Consider the U.S. Census categories, which includes “American Indian or Alaska Native.” There is no logical reason for a person with Inuit ancestry to be in the same category as another of Seminole lineage. But they both reside in this category constructed by a U.S. bureaucrat, and this pigeonholing also includes someone from El Salvador.
No one from Southwest Asia is considered Asian by the Census. I’m not saying they should or shouldn’t be, I’m saying there’s no biological reason for these types of distinctions. Nothing we have learned from the Human Genome Project would justify Cambodians and Japanese being assigned the same category. Ethnic Baluchis are classified as either Asian or Caucasian, depending on which side of the Iranian/Pakistani border they were born on. Jews, Irish, Spaniards, and Italians have all been labeled white or not white depending on who was deciding and when. Hard core racists bicker among themselves as to whether Finns can claim the exalted status reserved for pale faces. Similarly, Antebellum Southerners used the one-drop rule to declare that any person who had even one dark-skinned ancestor, no matter how far back, was potentially subject to the Fugitive Slave Law. These categorizations of peoples into neat tidy groups based on ever changing criteria is the definition of social construct. While populations have allele frequencies and phenotypic traits, it is society that decides which of these are relevant for racial classification.
One group that wholeheartedly believes in the biological reality of race are the aforementioned debaters of the Finnish question. A recent trend among this group is to have themselves genetically tested to show how white they are. They have been mostly using 23andMe. The company is less than thrilled with this association, and it stresses that the Swastika-tatted slackjaws are misreading the data they are sent.
The company’s testing assigns a percentage of regional origin based on the subject’s genome, such as sub-Saharan African, South American, or European. But those ancestral roots don’t correspond directly to race. In fact, 23andMe says it does not report any race-related information. If a racist gets his report back and he is 99.7 percent European, he assumes this to mean 99.7 percent white.
Meanwhile, those that get, say, only 80 percent white, are handling this in one of two ways. Some explain away their insufficient Caucasian majesty by saying savage dark-skinned beasts had raped their pure white ancestors. Inverting the color of the rapist and victim is never considered, even though a white master raping his black slave is a more likely scenario to explain this unexpectedly diverse lineage.
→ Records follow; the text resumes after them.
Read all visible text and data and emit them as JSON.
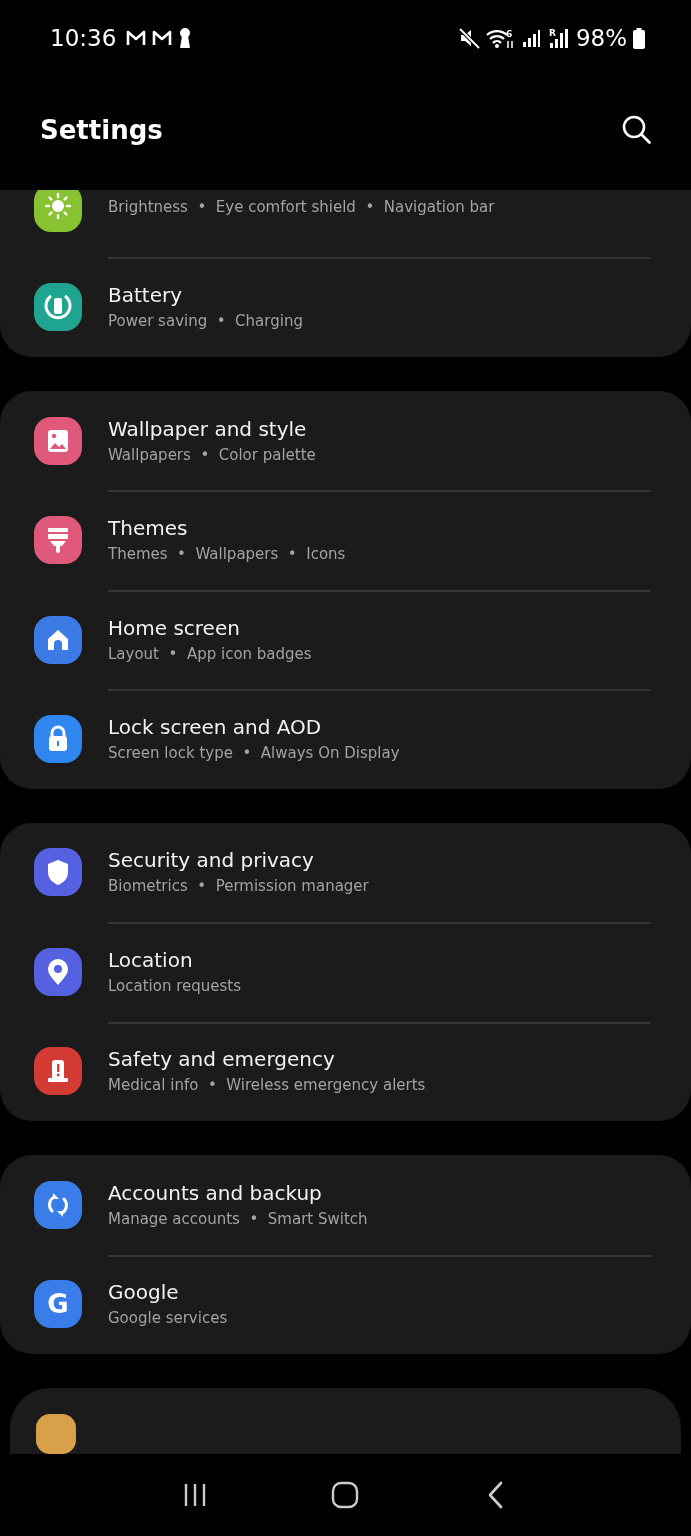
{
  "status_bar": {
    "time": "10:36",
    "wifi_badge": "6",
    "roaming_badge": "R",
    "battery": "98%"
  },
  "header": {
    "title": "Settings"
  },
  "groups": [
    {
      "items": [
        {
          "color": "#86c232",
          "subtitle": "Brightness  •  Eye comfort shield  •  Navigation bar"
        },
        {
          "color": "#1fa58f",
          "title": "Battery",
          "subtitle": "Power saving  •  Charging"
        }
      ]
    },
    {
      "items": [
        {
          "color": "#e0587a",
          "title": "Wallpaper and style",
          "subtitle": "Wallpapers  •  Color palette"
        },
        {
          "color": "#e0587a",
          "title": "Themes",
          "subtitle": "Themes  •  Wallpapers  •  Icons"
        },
        {
          "color": "#3c7be6",
          "title": "Home screen",
          "subtitle": "Layout  •  App icon badges"
        },
        {
          "color": "#2f86ef",
          "title": "Lock screen and AOD",
          "subtitle": "Screen lock type  •  Always On Display"
        }
      ]
    },
    {
      "items": [
        {
          "color": "#5561e0",
          "title": "Security and privacy",
          "subtitle": "Biometrics  •  Permission manager"
        },
        {
          "color": "#5561e0",
          "title": "Location",
          "subtitle": "Location requests"
        },
        {
          "color": "#d53b35",
          "title": "Safety and emergency",
          "subtitle": "Medical info  •  Wireless emergency alerts"
        }
      ]
    },
    {
      "items": [
        {
          "color": "#3b7de8",
          "title": "Accounts and backup",
          "subtitle": "Manage accounts  •  Smart Switch"
        },
        {
          "color": "#3b7de8",
          "icon_text": "G",
          "title": "Google",
          "subtitle": "Google services"
        }
      ]
    }
  ]
}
Meanwhile, other commenters claim 23andMe is falsifying data. They are doing so in an attempt to convince persons of their mixed lineage, hoping to get them to question their racist beliefs. If so, that strategy is failing. None of the racists have responded, “Oh, I guess I was wrong about all this. Let’s celebrate my new enlightenment at the Hispanic Heritage Festival.”